Work to complete >>
Gather each line of the entries below that includes "true".

(Dataset records)
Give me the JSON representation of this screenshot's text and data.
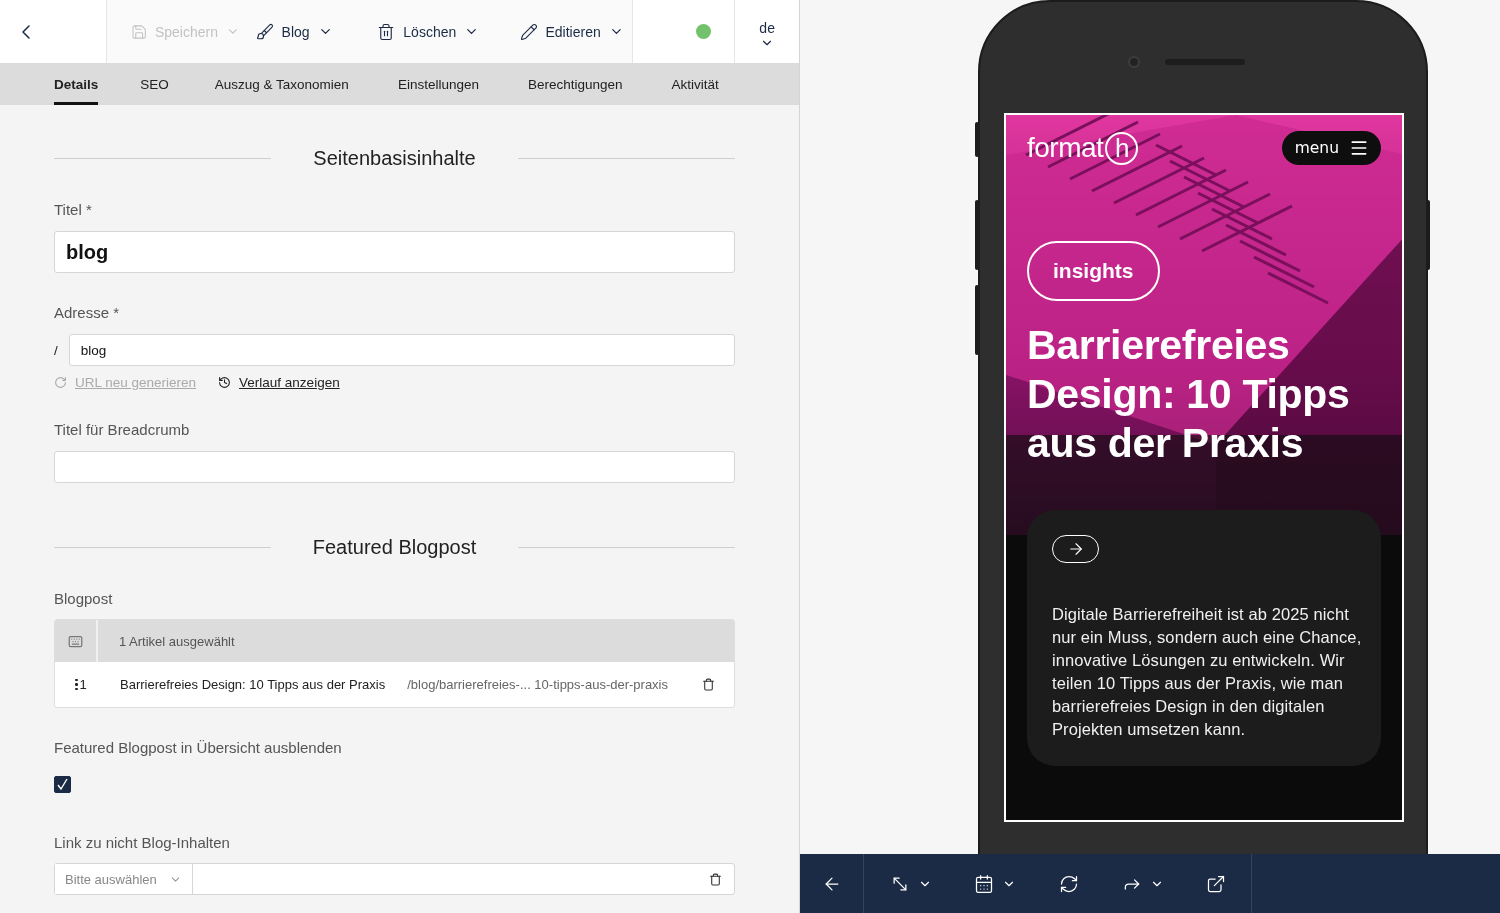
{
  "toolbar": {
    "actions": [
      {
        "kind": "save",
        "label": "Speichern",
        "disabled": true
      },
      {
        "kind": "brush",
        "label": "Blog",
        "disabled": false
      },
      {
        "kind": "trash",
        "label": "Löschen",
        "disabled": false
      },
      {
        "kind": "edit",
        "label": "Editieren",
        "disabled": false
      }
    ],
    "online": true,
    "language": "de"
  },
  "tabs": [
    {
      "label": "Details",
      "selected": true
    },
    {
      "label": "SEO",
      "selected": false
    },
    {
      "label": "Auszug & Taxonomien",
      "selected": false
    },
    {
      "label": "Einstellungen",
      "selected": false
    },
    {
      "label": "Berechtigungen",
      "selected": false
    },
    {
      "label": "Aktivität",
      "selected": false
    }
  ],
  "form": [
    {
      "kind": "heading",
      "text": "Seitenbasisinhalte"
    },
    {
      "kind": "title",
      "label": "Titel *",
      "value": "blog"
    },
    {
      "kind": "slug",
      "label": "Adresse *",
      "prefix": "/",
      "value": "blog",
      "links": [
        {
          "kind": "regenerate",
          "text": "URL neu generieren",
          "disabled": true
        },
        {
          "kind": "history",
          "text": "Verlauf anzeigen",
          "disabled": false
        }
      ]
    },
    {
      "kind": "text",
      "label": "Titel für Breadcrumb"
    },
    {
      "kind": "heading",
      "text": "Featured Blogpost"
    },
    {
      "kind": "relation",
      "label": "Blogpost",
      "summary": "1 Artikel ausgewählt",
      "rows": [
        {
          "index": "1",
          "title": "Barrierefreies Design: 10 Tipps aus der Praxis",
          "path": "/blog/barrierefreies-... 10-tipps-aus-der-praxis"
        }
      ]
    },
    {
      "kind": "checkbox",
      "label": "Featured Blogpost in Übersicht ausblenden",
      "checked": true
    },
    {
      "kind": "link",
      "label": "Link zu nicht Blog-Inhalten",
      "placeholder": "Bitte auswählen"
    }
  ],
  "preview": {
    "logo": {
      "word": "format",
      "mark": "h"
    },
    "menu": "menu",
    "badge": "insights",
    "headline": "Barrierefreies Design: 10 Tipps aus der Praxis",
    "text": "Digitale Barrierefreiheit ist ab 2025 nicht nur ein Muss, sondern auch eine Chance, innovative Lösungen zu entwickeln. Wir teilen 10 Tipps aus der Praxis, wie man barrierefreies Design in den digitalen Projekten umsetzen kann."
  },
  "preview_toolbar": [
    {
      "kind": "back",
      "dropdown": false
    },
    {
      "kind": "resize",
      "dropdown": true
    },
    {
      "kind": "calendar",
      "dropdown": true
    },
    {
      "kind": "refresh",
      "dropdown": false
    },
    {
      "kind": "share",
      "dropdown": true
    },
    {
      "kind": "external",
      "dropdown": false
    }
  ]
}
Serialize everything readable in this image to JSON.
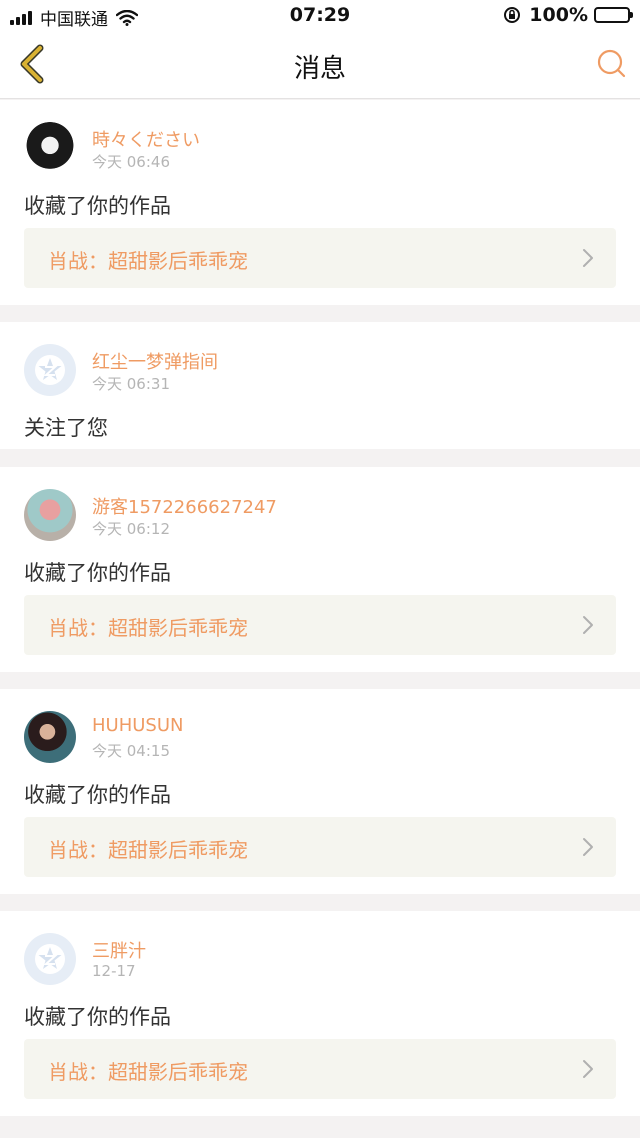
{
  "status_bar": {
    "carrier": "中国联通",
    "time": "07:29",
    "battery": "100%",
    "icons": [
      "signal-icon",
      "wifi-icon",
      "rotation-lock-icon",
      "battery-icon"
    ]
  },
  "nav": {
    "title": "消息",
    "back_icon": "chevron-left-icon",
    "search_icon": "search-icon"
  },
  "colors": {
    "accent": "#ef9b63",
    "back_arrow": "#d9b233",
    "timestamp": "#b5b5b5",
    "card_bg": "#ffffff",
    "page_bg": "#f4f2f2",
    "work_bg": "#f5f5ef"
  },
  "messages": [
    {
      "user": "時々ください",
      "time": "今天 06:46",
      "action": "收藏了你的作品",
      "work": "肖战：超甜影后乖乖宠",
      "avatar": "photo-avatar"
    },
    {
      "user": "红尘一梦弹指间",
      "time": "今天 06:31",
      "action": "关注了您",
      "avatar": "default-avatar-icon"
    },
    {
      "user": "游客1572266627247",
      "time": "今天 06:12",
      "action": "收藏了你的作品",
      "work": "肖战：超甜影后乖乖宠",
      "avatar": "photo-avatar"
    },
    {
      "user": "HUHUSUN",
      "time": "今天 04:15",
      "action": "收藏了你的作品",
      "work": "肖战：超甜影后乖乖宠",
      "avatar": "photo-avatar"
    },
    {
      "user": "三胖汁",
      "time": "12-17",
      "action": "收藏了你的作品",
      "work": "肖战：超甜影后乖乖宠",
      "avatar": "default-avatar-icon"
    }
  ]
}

Response to the task >>
        "disabled": true
    "online": true,
      "selected": true
          "disabled": true
      "checked": true
      "dropdown": true
      "dropdown": true
      "dropdown": true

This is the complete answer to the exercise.